Scanning the entries below, copy every line that contains the word "category".
---- Provided entries
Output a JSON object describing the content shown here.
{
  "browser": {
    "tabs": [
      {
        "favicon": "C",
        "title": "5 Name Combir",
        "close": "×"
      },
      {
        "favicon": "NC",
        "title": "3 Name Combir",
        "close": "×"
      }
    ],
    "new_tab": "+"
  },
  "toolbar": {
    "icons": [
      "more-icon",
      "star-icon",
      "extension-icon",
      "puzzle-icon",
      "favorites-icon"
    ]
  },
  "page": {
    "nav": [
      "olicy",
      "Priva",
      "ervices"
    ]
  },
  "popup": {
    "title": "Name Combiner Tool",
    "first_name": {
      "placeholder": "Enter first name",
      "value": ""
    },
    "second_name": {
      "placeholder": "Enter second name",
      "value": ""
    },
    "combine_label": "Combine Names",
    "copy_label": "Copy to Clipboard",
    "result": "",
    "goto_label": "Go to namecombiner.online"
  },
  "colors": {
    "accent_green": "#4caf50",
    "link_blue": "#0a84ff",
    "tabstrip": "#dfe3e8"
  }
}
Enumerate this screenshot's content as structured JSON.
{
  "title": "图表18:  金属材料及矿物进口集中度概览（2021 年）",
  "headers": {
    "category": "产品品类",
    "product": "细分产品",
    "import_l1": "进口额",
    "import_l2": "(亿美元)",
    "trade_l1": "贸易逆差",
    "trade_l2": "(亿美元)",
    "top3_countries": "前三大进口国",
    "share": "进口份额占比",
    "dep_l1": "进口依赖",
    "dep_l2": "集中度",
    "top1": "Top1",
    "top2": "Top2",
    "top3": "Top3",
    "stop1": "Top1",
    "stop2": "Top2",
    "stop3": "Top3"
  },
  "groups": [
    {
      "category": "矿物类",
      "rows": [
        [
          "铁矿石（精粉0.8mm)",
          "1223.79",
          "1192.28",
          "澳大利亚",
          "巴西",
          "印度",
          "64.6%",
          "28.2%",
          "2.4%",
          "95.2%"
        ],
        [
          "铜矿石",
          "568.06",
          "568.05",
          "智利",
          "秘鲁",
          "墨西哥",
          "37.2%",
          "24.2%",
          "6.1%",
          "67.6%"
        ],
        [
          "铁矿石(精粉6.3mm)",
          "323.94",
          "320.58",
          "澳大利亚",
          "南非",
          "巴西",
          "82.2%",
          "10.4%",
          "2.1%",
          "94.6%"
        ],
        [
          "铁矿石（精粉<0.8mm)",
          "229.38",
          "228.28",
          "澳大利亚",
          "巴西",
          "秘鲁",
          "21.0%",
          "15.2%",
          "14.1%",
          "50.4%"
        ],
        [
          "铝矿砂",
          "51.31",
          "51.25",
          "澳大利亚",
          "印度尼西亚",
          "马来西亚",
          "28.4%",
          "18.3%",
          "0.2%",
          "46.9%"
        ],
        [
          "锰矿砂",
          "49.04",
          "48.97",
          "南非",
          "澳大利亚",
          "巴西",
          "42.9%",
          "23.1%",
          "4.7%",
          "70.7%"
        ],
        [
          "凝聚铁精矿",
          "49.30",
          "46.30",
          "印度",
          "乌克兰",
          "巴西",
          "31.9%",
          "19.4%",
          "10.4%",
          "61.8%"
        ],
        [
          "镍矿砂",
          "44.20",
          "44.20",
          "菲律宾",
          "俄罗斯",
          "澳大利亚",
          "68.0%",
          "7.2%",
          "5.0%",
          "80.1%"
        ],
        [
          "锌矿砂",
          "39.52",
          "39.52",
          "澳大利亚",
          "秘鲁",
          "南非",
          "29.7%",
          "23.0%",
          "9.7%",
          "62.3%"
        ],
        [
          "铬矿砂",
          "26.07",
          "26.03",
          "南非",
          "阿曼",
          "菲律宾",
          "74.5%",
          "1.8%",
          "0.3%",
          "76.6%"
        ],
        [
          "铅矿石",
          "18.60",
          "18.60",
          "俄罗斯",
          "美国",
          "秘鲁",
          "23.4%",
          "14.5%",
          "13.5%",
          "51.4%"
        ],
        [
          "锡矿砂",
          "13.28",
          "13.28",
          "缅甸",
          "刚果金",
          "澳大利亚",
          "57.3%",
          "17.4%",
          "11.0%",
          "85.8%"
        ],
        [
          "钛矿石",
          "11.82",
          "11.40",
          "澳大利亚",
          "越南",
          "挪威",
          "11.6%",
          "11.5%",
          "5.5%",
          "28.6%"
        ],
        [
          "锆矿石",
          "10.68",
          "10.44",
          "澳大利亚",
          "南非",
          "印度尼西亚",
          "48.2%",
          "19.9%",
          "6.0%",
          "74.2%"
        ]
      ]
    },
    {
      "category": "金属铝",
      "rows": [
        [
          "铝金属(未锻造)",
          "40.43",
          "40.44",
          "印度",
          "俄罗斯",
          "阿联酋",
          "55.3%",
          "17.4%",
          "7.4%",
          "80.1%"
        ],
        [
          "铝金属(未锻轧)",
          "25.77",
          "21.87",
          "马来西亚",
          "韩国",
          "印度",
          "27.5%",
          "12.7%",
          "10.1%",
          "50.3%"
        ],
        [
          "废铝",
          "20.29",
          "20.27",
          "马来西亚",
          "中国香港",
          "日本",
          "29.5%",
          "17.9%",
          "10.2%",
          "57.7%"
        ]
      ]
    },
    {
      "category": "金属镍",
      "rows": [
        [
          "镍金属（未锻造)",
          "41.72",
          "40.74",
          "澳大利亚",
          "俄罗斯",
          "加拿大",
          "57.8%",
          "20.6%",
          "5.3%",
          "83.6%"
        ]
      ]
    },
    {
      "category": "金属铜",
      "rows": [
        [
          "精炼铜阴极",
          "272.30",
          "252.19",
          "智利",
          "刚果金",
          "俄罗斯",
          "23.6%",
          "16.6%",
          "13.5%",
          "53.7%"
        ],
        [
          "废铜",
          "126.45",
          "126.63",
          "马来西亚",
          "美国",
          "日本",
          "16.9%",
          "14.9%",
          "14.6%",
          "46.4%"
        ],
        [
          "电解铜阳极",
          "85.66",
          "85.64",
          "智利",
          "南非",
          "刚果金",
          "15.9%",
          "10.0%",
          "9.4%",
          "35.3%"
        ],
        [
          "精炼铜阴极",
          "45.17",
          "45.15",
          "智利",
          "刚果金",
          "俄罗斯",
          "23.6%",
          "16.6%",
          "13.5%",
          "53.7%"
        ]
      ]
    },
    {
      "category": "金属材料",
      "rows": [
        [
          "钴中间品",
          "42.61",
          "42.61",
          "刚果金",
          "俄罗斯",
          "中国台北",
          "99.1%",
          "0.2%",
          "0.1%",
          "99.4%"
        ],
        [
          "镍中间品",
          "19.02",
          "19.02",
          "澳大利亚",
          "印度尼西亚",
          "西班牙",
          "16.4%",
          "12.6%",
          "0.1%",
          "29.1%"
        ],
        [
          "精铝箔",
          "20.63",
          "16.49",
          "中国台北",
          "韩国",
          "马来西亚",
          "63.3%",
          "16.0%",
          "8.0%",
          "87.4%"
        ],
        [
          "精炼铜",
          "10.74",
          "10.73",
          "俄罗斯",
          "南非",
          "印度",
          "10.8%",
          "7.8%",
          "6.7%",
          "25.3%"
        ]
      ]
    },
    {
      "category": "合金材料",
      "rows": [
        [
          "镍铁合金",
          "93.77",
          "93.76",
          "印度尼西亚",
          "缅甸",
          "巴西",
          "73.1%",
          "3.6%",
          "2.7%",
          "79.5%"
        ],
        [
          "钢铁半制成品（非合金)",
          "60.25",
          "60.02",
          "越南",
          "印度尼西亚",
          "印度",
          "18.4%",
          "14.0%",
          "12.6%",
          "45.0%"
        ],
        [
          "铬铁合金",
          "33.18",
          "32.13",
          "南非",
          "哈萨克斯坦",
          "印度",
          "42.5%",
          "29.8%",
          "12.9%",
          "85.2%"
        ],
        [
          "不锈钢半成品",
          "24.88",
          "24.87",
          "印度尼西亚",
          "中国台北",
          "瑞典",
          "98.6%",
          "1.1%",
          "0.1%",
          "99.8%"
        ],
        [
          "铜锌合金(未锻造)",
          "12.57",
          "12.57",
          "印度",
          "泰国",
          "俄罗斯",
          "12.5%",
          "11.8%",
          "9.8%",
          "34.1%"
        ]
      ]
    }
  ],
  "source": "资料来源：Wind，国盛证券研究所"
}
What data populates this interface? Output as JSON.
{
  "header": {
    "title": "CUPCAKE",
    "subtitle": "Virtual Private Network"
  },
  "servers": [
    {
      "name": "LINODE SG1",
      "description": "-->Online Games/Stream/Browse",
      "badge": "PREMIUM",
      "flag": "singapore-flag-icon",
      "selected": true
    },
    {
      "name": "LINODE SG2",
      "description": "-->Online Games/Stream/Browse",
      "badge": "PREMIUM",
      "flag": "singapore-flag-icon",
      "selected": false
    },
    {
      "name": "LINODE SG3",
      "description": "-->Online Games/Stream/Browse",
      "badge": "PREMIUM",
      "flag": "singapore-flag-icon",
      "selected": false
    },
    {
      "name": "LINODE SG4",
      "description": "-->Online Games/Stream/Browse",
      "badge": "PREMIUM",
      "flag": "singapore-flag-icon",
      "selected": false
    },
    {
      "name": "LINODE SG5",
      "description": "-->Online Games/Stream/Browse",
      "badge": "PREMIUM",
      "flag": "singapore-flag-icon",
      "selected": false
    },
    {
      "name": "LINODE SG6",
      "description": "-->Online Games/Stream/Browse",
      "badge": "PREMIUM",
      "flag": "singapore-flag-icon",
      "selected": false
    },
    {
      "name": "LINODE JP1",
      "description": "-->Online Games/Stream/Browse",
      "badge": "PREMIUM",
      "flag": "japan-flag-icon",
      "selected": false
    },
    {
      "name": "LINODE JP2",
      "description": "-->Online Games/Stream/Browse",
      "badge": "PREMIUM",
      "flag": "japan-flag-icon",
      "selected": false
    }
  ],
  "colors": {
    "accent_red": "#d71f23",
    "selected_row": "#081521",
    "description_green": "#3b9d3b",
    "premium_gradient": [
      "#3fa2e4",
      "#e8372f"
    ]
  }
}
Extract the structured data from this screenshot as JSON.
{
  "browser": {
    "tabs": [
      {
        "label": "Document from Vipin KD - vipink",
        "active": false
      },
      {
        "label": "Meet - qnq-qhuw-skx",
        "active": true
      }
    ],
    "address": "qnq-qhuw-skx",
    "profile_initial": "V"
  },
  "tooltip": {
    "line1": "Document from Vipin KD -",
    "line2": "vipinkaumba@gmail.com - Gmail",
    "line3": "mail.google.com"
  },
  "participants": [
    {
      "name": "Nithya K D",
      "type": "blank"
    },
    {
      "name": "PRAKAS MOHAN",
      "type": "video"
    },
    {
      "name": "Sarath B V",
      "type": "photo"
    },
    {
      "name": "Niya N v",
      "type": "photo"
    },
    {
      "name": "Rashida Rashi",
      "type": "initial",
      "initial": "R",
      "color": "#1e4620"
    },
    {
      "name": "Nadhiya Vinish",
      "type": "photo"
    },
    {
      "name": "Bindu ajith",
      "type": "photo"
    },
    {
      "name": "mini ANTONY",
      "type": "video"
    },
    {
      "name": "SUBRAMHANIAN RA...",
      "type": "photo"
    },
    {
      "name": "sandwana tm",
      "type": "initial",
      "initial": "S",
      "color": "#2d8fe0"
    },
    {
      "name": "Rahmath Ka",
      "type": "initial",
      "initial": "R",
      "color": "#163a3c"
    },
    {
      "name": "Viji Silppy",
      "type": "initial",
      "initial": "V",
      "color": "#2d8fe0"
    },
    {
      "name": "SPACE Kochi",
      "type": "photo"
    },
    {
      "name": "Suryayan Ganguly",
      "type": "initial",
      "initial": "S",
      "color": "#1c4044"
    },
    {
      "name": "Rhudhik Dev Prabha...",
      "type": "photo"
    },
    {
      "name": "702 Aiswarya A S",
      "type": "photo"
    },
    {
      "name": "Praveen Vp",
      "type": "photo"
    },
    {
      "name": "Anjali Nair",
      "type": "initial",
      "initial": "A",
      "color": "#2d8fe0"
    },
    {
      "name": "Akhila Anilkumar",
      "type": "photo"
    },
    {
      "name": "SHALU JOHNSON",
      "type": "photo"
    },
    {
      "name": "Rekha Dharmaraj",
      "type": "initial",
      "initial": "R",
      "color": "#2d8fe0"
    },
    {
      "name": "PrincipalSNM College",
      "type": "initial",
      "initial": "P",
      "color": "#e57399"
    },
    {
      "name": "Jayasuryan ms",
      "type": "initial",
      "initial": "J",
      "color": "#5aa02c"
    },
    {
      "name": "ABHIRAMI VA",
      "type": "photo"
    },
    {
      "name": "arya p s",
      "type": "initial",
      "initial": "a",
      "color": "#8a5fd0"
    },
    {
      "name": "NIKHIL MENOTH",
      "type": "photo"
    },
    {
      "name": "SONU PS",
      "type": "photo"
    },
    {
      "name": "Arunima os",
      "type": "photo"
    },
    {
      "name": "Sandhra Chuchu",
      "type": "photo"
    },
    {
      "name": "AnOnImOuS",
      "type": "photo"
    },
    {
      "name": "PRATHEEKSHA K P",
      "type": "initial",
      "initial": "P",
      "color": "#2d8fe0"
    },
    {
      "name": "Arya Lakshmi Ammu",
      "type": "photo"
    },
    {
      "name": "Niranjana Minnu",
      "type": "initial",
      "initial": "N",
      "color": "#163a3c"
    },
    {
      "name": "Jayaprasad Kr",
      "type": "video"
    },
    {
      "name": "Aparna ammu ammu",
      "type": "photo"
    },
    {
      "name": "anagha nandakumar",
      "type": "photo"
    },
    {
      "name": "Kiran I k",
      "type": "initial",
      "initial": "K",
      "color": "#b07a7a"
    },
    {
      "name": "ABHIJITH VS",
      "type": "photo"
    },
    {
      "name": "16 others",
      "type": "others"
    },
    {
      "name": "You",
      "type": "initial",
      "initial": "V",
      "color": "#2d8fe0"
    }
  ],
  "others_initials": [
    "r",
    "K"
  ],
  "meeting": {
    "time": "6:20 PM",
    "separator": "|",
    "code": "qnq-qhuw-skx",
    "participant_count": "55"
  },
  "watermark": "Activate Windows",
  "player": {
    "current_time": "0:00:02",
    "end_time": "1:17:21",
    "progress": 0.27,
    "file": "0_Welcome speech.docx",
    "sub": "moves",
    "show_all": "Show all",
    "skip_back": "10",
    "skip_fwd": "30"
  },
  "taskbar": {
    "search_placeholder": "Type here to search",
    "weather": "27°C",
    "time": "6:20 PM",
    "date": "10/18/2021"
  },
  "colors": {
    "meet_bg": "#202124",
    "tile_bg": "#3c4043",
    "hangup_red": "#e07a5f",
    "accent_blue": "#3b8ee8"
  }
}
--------
# Answer to this problem
    "category": "产品品类",
      "category": "矿物类",
      "category": "金属铝",
      "category": "金属镍",
      "category": "金属铜",
      "category": "金属材料",
      "category": "合金材料",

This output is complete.